__TASK ITEM__
In full and word for word, return the listing that follows.

__EXTRACTED MATERIAL__
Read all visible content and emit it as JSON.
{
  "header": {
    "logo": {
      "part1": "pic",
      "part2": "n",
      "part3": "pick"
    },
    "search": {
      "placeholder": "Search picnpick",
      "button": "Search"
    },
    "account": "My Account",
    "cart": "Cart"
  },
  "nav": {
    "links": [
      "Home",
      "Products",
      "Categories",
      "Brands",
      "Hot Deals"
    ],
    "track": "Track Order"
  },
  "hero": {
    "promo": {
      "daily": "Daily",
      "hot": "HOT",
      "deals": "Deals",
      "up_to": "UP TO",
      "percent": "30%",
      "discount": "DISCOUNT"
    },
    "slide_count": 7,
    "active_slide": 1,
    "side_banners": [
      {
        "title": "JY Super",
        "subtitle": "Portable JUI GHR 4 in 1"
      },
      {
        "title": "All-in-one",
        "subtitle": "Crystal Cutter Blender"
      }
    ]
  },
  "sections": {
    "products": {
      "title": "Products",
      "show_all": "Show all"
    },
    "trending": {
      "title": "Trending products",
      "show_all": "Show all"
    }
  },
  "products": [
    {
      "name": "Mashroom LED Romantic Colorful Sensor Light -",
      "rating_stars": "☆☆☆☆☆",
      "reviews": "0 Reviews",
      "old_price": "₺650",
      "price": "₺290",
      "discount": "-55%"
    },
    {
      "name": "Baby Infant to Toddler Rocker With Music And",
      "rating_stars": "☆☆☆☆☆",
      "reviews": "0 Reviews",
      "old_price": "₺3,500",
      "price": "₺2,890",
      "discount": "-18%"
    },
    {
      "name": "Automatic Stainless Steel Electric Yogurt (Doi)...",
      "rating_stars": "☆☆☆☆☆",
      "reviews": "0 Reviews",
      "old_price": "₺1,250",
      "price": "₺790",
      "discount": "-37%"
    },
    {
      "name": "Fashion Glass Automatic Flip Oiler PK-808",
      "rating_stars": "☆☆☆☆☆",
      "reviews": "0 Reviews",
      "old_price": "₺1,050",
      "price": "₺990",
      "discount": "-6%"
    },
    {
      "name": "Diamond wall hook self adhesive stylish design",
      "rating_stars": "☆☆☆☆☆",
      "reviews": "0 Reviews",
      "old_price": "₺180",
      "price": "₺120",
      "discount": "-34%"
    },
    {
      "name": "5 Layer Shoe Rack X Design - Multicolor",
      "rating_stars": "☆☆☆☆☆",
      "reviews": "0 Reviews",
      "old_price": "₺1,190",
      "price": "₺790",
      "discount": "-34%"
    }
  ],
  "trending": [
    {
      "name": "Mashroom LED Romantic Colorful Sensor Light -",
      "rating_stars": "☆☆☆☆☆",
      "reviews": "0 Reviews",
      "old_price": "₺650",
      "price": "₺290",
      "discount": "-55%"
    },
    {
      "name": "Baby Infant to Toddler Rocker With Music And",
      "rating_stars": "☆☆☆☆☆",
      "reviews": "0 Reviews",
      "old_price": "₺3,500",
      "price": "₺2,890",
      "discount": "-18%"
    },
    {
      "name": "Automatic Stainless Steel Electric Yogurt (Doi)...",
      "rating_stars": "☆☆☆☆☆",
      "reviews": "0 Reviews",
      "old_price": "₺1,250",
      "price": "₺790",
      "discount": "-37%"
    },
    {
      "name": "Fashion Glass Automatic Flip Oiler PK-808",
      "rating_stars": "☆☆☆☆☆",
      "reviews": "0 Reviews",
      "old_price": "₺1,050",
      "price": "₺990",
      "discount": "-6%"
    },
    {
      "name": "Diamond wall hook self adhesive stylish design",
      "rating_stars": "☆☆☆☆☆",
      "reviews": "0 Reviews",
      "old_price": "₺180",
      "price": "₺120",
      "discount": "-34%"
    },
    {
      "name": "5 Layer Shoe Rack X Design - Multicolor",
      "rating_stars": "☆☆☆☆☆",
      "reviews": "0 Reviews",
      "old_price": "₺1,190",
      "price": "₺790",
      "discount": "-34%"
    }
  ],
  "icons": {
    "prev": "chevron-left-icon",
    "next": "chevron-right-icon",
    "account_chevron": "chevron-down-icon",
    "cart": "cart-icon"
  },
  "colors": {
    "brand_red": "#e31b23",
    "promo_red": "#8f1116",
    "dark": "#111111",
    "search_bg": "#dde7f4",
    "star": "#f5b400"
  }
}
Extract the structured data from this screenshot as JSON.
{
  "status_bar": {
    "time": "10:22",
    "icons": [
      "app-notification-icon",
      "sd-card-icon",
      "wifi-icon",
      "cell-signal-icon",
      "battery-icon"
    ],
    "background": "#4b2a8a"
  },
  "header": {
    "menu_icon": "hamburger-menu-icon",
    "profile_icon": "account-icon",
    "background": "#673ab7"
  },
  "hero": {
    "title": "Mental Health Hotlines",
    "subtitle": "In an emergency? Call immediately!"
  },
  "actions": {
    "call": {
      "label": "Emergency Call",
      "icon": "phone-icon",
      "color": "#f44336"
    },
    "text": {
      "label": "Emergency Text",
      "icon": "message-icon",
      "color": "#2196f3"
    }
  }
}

__ANSWER FOR THIS EXERCISE__
Read all visible content and emit it as JSON.
{
  "header": {
    "logo": {
      "part1": "pic",
      "part2": "n",
      "part3": "pick"
    },
    "search": {
      "placeholder": "Search picnpick",
      "button": "Search"
    },
    "account": "My Account",
    "cart": "Cart"
  },
  "nav": {
    "links": [
      "Home",
      "Products",
      "Categories",
      "Brands",
      "Hot Deals"
    ],
    "track": "Track Order"
  },
  "hero": {
    "promo": {
      "daily": "Daily",
      "hot": "HOT",
      "deals": "Deals",
      "up_to": "UP TO",
      "percent": "30%",
      "discount": "DISCOUNT"
    },
    "slide_count": 7,
    "active_slide": 1,
    "side_banners": [
      {
        "title": "JY Super",
        "subtitle": "Portable JUI GHR 4 in 1"
      },
      {
        "title": "All-in-one",
        "subtitle": "Crystal Cutter Blender"
      }
    ]
  },
  "sections": {
    "products": {
      "title": "Products",
      "show_all": "Show all"
    },
    "trending": {
      "title": "Trending products",
      "show_all": "Show all"
    }
  },
  "products": [
    {
      "name": "Mashroom LED Romantic Colorful Sensor Light -",
      "rating_stars": "☆☆☆☆☆",
      "reviews": "0 Reviews",
      "old_price": "₺650",
      "price": "₺290",
      "discount": "-55%"
    },
    {
      "name": "Baby Infant to Toddler Rocker With Music And",
      "rating_stars": "☆☆☆☆☆",
      "reviews": "0 Reviews",
      "old_price": "₺3,500",
      "price": "₺2,890",
      "discount": "-18%"
    },
    {
      "name": "Automatic Stainless Steel Electric Yogurt (Doi)...",
      "rating_stars": "☆☆☆☆☆",
      "reviews": "0 Reviews",
      "old_price": "₺1,250",
      "price": "₺790",
      "discount": "-37%"
    },
    {
      "name": "Fashion Glass Automatic Flip Oiler PK-808",
      "rating_stars": "☆☆☆☆☆",
      "reviews": "0 Reviews",
      "old_price": "₺1,050",
      "price": "₺990",
      "discount": "-6%"
    },
    {
      "name": "Diamond wall hook self adhesive stylish design",
      "rating_stars": "☆☆☆☆☆",
      "reviews": "0 Reviews",
      "old_price": "₺180",
      "price": "₺120",
      "discount": "-34%"
    },
    {
      "name": "5 Layer Shoe Rack X Design - Multicolor",
      "rating_stars": "☆☆☆☆☆",
      "reviews": "0 Reviews",
      "old_price": "₺1,190",
      "price": "₺790",
      "discount": "-34%"
    }
  ],
  "trending": [
    {
      "name": "Mashroom LED Romantic Colorful Sensor Light -",
      "rating_stars": "☆☆☆☆☆",
      "reviews": "0 Reviews",
      "old_price": "₺650",
      "price": "₺290",
      "discount": "-55%"
    },
    {
      "name": "Baby Infant to Toddler Rocker With Music And",
      "rating_stars": "☆☆☆☆☆",
      "reviews": "0 Reviews",
      "old_price": "₺3,500",
      "price": "₺2,890",
      "discount": "-18%"
    },
    {
      "name": "Automatic Stainless Steel Electric Yogurt (Doi)...",
      "rating_stars": "☆☆☆☆☆",
      "reviews": "0 Reviews",
      "old_price": "₺1,250",
      "price": "₺790",
      "discount": "-37%"
    },
    {
      "name": "Fashion Glass Automatic Flip Oiler PK-808",
      "rating_stars": "☆☆☆☆☆",
      "reviews": "0 Reviews",
      "old_price": "₺1,050",
      "price": "₺990",
      "discount": "-6%"
    },
    {
      "name": "Diamond wall hook self adhesive stylish design",
      "rating_stars": "☆☆☆☆☆",
      "reviews": "0 Reviews",
      "old_price": "₺180",
      "price": "₺120",
      "discount": "-34%"
    },
    {
      "name": "5 Layer Shoe Rack X Design - Multicolor",
      "rating_stars": "☆☆☆☆☆",
      "reviews": "0 Reviews",
      "old_price": "₺1,190",
      "price": "₺790",
      "discount": "-34%"
    }
  ],
  "icons": {
    "prev": "chevron-left-icon",
    "next": "chevron-right-icon",
    "account_chevron": "chevron-down-icon",
    "cart": "cart-icon"
  },
  "colors": {
    "brand_red": "#e31b23",
    "promo_red": "#8f1116",
    "dark": "#111111",
    "search_bg": "#dde7f4",
    "star": "#f5b400"
  }
}
Extract the structured data from this screenshot as JSON.
{
  "status_bar": {
    "time": "10:22",
    "icons": [
      "app-notification-icon",
      "sd-card-icon",
      "wifi-icon",
      "cell-signal-icon",
      "battery-icon"
    ],
    "background": "#4b2a8a"
  },
  "header": {
    "menu_icon": "hamburger-menu-icon",
    "profile_icon": "account-icon",
    "background": "#673ab7"
  },
  "hero": {
    "title": "Mental Health Hotlines",
    "subtitle": "In an emergency? Call immediately!"
  },
  "actions": {
    "call": {
      "label": "Emergency Call",
      "icon": "phone-icon",
      "color": "#f44336"
    },
    "text": {
      "label": "Emergency Text",
      "icon": "message-icon",
      "color": "#2196f3"
    }
  }
}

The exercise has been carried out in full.